[Start of Attachment]

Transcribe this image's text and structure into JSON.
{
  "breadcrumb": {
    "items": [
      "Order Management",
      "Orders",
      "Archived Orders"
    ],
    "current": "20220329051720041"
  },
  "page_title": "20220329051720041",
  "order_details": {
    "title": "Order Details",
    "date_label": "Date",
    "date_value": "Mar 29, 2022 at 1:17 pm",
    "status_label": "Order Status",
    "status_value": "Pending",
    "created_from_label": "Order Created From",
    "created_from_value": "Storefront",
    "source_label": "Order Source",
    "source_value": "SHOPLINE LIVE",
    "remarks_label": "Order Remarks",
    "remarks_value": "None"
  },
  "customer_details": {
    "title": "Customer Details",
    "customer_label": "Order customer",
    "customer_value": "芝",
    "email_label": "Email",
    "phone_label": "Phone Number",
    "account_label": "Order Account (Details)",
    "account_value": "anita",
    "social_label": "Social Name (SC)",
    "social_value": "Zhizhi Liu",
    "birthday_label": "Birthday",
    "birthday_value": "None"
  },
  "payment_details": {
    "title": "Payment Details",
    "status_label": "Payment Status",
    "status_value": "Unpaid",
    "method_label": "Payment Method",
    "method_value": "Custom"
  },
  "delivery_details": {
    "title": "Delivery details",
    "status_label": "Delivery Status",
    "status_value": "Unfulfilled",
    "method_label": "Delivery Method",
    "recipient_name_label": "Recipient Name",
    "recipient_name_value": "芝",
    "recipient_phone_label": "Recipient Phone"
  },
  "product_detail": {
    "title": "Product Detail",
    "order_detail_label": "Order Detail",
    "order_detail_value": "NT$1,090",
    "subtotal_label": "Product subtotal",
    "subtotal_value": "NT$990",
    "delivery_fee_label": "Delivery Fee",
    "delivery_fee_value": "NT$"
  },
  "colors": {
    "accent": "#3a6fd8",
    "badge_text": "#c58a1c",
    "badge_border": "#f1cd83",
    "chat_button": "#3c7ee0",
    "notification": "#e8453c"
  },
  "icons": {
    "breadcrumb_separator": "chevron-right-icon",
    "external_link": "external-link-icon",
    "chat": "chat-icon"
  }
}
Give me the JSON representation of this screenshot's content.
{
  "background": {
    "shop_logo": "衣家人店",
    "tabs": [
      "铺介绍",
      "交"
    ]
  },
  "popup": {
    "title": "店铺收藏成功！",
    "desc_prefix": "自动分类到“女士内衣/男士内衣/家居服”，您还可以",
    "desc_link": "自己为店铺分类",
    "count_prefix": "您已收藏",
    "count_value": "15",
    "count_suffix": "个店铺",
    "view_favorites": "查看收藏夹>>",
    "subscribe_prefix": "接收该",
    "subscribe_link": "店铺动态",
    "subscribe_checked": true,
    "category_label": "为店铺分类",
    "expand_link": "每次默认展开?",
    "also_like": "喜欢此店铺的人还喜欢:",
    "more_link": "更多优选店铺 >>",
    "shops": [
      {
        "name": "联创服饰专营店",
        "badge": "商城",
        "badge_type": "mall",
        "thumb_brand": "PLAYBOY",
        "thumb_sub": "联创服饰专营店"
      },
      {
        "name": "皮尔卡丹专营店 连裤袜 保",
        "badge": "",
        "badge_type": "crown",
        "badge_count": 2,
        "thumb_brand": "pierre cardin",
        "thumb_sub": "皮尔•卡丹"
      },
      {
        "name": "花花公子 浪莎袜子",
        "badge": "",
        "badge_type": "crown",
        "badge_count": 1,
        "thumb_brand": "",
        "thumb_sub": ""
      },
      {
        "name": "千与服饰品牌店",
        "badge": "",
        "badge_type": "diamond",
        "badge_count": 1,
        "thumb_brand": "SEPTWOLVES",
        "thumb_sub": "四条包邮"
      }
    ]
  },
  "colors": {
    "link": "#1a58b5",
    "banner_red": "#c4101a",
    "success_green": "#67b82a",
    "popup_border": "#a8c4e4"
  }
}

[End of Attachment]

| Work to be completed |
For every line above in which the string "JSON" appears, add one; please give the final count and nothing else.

| Reply |
2